● **Material for the task**:
---------------

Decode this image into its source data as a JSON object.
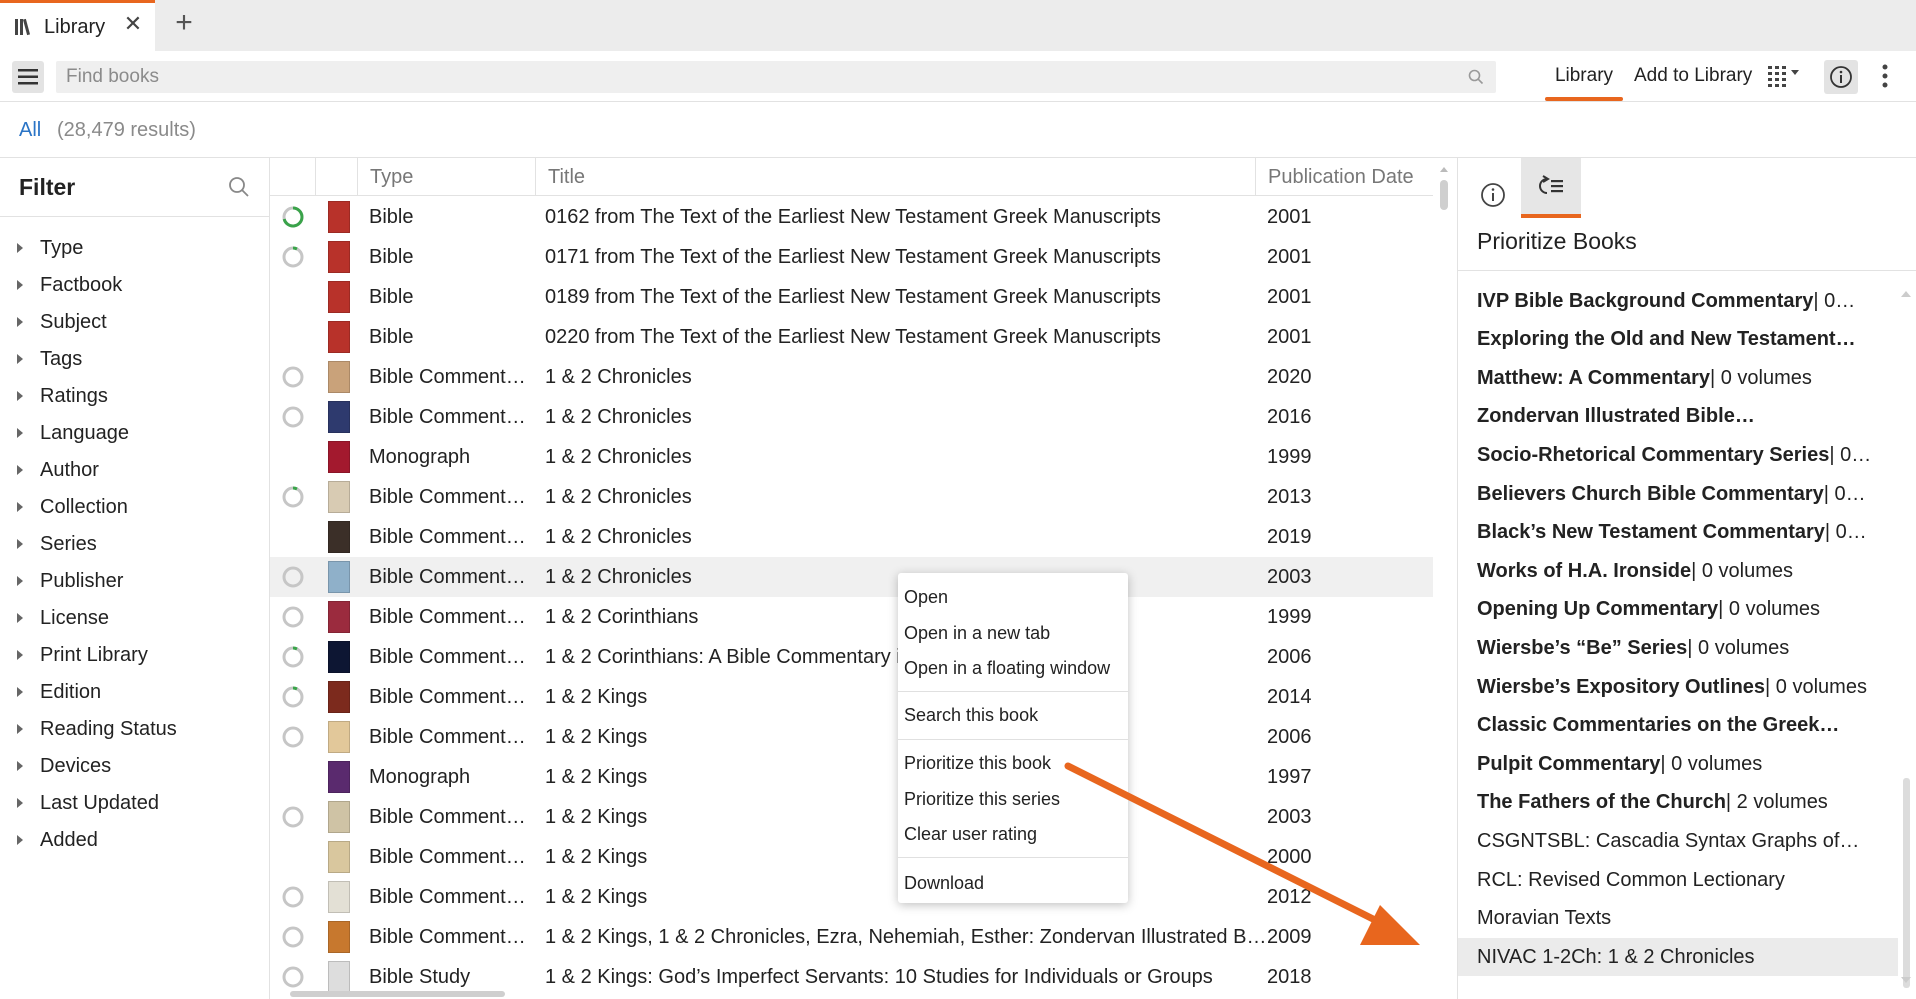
{
  "tab": {
    "label": "Library",
    "close_glyph": "✕",
    "add_glyph": "+"
  },
  "toolbar": {
    "search_placeholder": "Find books",
    "library_label": "Library",
    "add_to_library_label": "Add to Library"
  },
  "results": {
    "filter_label": "All",
    "count_text": "(28,479 results)"
  },
  "filter": {
    "title": "Filter",
    "items": [
      "Type",
      "Factbook",
      "Subject",
      "Tags",
      "Ratings",
      "Language",
      "Author",
      "Collection",
      "Series",
      "Publisher",
      "License",
      "Print Library",
      "Edition",
      "Reading Status",
      "Devices",
      "Last Updated",
      "Added"
    ]
  },
  "table": {
    "headers": {
      "type": "Type",
      "title": "Title",
      "date": "Publication Date"
    },
    "rows": [
      {
        "status": "progress-high",
        "cover": "#b8322a",
        "type": "Bible",
        "title": "0162 from The Text of the Earliest New Testament Greek Manuscripts",
        "date": "2001"
      },
      {
        "status": "progress-low",
        "cover": "#b8322a",
        "type": "Bible",
        "title": "0171 from The Text of the Earliest New Testament Greek Manuscripts",
        "date": "2001"
      },
      {
        "status": "none",
        "cover": "#b8322a",
        "type": "Bible",
        "title": "0189 from The Text of the Earliest New Testament Greek Manuscripts",
        "date": "2001"
      },
      {
        "status": "none",
        "cover": "#b8322a",
        "type": "Bible",
        "title": "0220 from The Text of the Earliest New Testament Greek Manuscripts",
        "date": "2001"
      },
      {
        "status": "empty",
        "cover": "#c9a27a",
        "type": "Bible Comment…",
        "title": "1 & 2 Chronicles",
        "date": "2020"
      },
      {
        "status": "empty",
        "cover": "#2e3a6e",
        "type": "Bible Comment…",
        "title": "1 & 2 Chronicles",
        "date": "2016"
      },
      {
        "status": "none",
        "cover": "#a3192e",
        "type": "Monograph",
        "title": "1 & 2 Chronicles",
        "date": "1999"
      },
      {
        "status": "progress-low",
        "cover": "#d8cbb3",
        "type": "Bible Comment…",
        "title": "1 & 2 Chronicles",
        "date": "2013"
      },
      {
        "status": "none",
        "cover": "#3b2f28",
        "type": "Bible Comment…",
        "title": "1 & 2 Chronicles",
        "date": "2019"
      },
      {
        "status": "empty",
        "cover": "#8fb0c9",
        "type": "Bible Comment…",
        "title": "1 & 2 Chronicles",
        "date": "2003"
      },
      {
        "status": "empty",
        "cover": "#9b2b3e",
        "type": "Bible Comment…",
        "title": "1 & 2 Corinthians",
        "date": "1999"
      },
      {
        "status": "progress-low",
        "cover": "#0d1633",
        "type": "Bible Comment…",
        "title": "1 & 2 Corinthians: A Bible Commentary i",
        "date": "2006"
      },
      {
        "status": "progress-low",
        "cover": "#7c2a1d",
        "type": "Bible Comment…",
        "title": "1 & 2 Kings",
        "date": "2014"
      },
      {
        "status": "empty",
        "cover": "#e2c89a",
        "type": "Bible Comment…",
        "title": "1 & 2 Kings",
        "date": "2006"
      },
      {
        "status": "none",
        "cover": "#5a2a6e",
        "type": "Monograph",
        "title": "1 & 2 Kings",
        "date": "1997"
      },
      {
        "status": "empty",
        "cover": "#cfc3a5",
        "type": "Bible Comment…",
        "title": "1 & 2 Kings",
        "date": "2003"
      },
      {
        "status": "none",
        "cover": "#d9c79e",
        "type": "Bible Comment…",
        "title": "1 & 2 Kings",
        "date": "2000"
      },
      {
        "status": "empty",
        "cover": "#e3e0d5",
        "type": "Bible Comment…",
        "title": "1 & 2 Kings",
        "date": "2012"
      },
      {
        "status": "empty",
        "cover": "#c7782e",
        "type": "Bible Comment…",
        "title": "1 & 2 Kings, 1 & 2 Chronicles, Ezra, Nehemiah, Esther: Zondervan Illustrated B…",
        "date": "2009"
      },
      {
        "status": "empty",
        "cover": "#dddddd",
        "type": "Bible Study",
        "title": "1 & 2 Kings: God’s Imperfect Servants: 10 Studies for Individuals or Groups",
        "date": "2018"
      }
    ]
  },
  "context_menu": {
    "items": [
      "Open",
      "Open in a new tab",
      "Open in a floating window",
      "Search this book",
      "Prioritize this book",
      "Prioritize this series",
      "Clear user rating",
      "Download"
    ]
  },
  "right_panel": {
    "title": "Prioritize Books",
    "items": [
      {
        "name": "IVP Bible Background Commentary",
        "suffix": " | 0…",
        "bold": true
      },
      {
        "name": "Exploring the Old and New Testament…",
        "suffix": "",
        "bold": true
      },
      {
        "name": "Matthew: A Commentary",
        "suffix": " | 0 volumes",
        "bold": true
      },
      {
        "name": "Zondervan Illustrated Bible…",
        "suffix": "",
        "bold": true
      },
      {
        "name": "Socio-Rhetorical Commentary Series",
        "suffix": " | 0…",
        "bold": true
      },
      {
        "name": "Believers Church Bible Commentary",
        "suffix": " | 0…",
        "bold": true
      },
      {
        "name": "Black’s New Testament Commentary",
        "suffix": " | 0…",
        "bold": true
      },
      {
        "name": "Works of H.A. Ironside",
        "suffix": " | 0 volumes",
        "bold": true
      },
      {
        "name": "Opening Up Commentary",
        "suffix": " | 0 volumes",
        "bold": true
      },
      {
        "name": "Wiersbe’s “Be” Series",
        "suffix": " | 0 volumes",
        "bold": true
      },
      {
        "name": "Wiersbe’s Expository Outlines",
        "suffix": " | 0 volumes",
        "bold": true
      },
      {
        "name": "Classic Commentaries on the Greek…",
        "suffix": "",
        "bold": true
      },
      {
        "name": "Pulpit Commentary",
        "suffix": " | 0 volumes",
        "bold": true
      },
      {
        "name": "The Fathers of the Church",
        "suffix": " | 2 volumes",
        "bold": true
      },
      {
        "name": "CSGNTSBL: Cascadia Syntax Graphs of…",
        "suffix": "",
        "bold": false
      },
      {
        "name": "RCL: Revised Common Lectionary",
        "suffix": "",
        "bold": false
      },
      {
        "name": "Moravian Texts",
        "suffix": "",
        "bold": false
      },
      {
        "name": "NIVAC 1-2Ch: 1 & 2 Chronicles",
        "suffix": "",
        "bold": false
      }
    ]
  },
  "colors": {
    "accent": "#e8661e",
    "link": "#2a74c6",
    "progress": "#3aa34a"
  }
}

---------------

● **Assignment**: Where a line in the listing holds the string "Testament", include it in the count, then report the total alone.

● **Result of the task**: 6